Some states have laws specifically designed to keep people like Ator from having guns. Twelve states have universal background-check laws to keep people who fail federal checks from simply turning around and just buying weapons from private dealers instead. A handful of other states take it a step further, requiring people to get a permit to purchase firearms. In addition, a number of states have passed "red flag" laws that give family members or law enforcement the ability to petition the government to take guns away from people who are behaving in a disturbing or frightening manner, as Ator had been doing.
But Texas laws make it pretty easy for people who should be barred from buying guns to get ahold of them anyway. Federally licensed gun dealers in the state have to run federal background checks, but there are there are no state background checks, and private sellers are entirely exempt from these rules. While Democrats in the state have pushed for red flag laws, the Republicans who control all branches of state government have stopped such bills from even being debated in the legislature.
After the high school shooting in Santa Fe, Texas, last year, Abbott publicly flirted with the idea of a red flag law, but then swiftly backed down under pressure, especially from Lt. Gov. Dan Patrick, a hard-right Republican who said, "I have never supported these policies," and insisted there was no chance of such a law passing the state legislature.
At a hearing held on the issue in 2018, opponents of gun safety laws argued against red flag laws by shamelessly invoking the specter of bitter women using the laws to take guns away from their ex-husbands. In reality, of course, such laws require due process to prevent frivolous complaints.
More to the point, women who call the police about armed ex-husbands often have real reason to be afraid. Every day in this country, an average of three women are murdered by current or former romantic partners. The mass shooting at a church in Sutherland Springs, Texas, in November of 2017 — which left 26 people dead — started off as a domestic violence situation: The shooter's ex-wife's family attended the church, and he seemed to be motivated by a desire to hurt her. Another mass shooting a couple of months before that one left eight people dead murdered after a man showed up at his ex-wife's house to kill her and all her friends, who were there for a cookout.
Desperate to look like he's actually doing something while doing nothing, Abbott tweeted on Monday that "Expedited executions for mass murderers would be a nice addition" to existing criminal laws.
This is particularly dumb, because most of these mass murderers go into the shooting knowing they're not likely to live to see tomorrow, much less the years of waiting around for the death penalty process to be completed. In the six major mass shootings over the past two years in Texas, four of the shooters were killed on the scene, either by police or by themselves.

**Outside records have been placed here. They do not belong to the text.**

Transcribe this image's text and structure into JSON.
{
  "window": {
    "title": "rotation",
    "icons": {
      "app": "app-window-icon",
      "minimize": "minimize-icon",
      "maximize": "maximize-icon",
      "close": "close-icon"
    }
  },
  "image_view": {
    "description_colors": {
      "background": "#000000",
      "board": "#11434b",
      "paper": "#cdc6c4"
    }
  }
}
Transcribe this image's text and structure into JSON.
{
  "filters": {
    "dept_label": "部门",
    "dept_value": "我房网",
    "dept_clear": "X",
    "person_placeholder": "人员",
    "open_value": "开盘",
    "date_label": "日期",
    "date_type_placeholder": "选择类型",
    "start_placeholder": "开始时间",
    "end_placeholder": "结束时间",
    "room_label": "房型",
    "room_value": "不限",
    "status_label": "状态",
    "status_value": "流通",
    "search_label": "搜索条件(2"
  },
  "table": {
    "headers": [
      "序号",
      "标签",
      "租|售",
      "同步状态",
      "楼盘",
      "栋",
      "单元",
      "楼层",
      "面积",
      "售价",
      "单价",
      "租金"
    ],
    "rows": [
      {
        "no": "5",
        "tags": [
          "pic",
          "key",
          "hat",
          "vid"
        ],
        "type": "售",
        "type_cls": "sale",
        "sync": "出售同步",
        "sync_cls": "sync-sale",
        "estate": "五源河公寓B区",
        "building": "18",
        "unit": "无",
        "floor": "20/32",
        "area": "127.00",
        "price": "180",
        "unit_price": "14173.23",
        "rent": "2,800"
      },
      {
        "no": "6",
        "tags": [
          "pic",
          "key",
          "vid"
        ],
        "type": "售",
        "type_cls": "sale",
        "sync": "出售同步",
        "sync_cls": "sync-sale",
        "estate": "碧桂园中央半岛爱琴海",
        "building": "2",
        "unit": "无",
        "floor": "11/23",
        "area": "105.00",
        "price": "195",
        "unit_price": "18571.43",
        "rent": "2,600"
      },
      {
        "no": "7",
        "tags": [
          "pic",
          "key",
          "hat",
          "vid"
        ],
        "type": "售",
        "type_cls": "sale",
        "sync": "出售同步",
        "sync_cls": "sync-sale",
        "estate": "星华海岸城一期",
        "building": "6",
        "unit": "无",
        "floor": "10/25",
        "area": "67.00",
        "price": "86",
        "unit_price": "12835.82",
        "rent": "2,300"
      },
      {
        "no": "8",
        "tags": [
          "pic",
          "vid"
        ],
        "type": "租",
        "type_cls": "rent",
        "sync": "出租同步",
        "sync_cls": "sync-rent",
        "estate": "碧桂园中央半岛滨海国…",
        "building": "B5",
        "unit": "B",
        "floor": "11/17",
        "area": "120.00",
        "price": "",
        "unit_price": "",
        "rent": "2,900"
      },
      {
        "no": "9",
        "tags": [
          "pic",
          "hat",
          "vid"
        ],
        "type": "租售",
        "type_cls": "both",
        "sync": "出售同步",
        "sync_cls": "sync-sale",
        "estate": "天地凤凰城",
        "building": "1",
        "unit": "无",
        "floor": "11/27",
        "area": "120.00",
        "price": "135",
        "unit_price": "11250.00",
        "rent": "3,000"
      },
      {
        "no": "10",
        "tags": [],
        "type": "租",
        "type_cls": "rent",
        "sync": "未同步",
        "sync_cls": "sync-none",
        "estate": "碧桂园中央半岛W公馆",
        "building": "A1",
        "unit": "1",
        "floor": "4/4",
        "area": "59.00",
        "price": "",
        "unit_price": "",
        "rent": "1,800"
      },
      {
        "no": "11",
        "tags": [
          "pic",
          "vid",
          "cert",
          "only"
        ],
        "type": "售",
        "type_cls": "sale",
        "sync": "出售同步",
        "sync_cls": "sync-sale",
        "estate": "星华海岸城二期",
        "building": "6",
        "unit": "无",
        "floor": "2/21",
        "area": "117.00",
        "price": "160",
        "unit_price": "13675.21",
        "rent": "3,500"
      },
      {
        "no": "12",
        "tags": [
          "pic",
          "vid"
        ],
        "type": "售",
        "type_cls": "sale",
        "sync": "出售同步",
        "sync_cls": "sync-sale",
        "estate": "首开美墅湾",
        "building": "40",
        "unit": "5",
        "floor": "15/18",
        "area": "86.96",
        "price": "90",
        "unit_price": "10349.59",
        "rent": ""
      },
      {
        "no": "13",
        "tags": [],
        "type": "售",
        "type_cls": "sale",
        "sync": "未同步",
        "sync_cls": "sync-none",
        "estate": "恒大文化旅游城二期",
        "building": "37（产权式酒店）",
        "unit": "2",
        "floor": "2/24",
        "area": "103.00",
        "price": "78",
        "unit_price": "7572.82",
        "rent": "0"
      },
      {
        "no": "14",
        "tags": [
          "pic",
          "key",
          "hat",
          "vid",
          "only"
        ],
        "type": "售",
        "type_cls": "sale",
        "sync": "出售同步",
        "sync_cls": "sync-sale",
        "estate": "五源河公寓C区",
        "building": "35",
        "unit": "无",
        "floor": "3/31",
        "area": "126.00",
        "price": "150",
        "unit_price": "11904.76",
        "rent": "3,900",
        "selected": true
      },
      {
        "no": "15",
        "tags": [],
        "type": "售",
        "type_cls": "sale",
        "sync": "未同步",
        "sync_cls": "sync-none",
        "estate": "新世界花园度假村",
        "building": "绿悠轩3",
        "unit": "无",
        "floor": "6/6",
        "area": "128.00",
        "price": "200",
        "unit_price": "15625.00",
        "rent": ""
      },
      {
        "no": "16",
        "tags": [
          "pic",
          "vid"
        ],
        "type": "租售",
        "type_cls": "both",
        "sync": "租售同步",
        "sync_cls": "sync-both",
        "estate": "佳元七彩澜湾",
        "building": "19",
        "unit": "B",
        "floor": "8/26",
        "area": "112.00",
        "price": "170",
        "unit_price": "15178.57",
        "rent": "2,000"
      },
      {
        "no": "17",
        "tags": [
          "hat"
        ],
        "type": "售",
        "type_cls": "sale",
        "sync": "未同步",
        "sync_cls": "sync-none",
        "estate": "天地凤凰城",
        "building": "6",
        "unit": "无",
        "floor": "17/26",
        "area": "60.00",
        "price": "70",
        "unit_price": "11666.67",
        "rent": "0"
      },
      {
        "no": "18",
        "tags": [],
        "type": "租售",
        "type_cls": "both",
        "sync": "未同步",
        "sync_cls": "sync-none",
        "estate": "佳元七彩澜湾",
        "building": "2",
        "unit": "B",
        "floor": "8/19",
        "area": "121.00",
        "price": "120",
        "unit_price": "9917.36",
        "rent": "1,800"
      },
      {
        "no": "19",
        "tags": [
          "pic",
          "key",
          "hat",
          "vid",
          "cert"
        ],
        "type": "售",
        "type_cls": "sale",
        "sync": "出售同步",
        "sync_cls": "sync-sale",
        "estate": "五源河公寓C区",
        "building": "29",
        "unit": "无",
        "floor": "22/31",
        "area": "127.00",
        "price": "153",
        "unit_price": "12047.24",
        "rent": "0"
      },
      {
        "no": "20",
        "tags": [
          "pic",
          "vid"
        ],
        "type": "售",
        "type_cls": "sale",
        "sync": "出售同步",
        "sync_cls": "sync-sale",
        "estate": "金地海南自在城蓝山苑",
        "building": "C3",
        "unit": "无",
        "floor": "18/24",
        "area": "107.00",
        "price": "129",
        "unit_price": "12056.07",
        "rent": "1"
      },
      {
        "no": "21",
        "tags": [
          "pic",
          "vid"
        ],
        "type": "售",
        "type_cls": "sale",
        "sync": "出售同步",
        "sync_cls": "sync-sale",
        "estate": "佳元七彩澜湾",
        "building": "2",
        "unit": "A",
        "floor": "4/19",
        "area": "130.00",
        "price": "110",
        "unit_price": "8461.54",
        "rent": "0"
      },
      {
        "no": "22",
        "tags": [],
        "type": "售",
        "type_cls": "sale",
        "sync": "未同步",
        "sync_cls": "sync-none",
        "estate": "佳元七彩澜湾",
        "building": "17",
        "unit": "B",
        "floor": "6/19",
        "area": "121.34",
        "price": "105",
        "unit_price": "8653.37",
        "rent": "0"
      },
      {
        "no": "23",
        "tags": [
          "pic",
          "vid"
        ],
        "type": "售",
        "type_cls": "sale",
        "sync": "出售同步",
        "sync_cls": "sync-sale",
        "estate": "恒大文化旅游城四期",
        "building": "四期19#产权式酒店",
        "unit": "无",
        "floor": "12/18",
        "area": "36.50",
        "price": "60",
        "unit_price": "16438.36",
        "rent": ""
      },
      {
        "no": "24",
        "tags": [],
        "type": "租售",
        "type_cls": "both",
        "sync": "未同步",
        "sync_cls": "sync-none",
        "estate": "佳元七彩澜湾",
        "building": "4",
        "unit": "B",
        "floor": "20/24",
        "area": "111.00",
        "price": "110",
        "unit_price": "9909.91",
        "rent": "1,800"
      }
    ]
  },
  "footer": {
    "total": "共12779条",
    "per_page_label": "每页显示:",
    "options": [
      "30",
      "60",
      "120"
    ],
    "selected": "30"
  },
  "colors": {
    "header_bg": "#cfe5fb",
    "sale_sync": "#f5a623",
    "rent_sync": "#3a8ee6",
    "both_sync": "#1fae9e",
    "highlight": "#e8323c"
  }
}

We already know what works to prevent gun violence: Getting rid of guns. Countries with strict gun control laws have much lower homicide rates. States with more gun control have fewer gun deaths. And while there are crimes like mass stabbings in places like California, where there are strict gun control laws, the death rate is much lower.
Abbott can tweet all he likes and show up to memorials to pull sad faces, but his actions make clear that neither he nor his party care about these mass murders. If they did, they wouldn't be trying to deflect attention from the gun issue with go-nowhere issues like expedited executions. They'd be passing strong gun control laws to keep people like Seth Ator — or Patrick Crusius or Devin Patrick Kelley or Dimitrios Pagourtzis or Spencer Hight or Micah Xavier Johnson — from getting guns in the first place.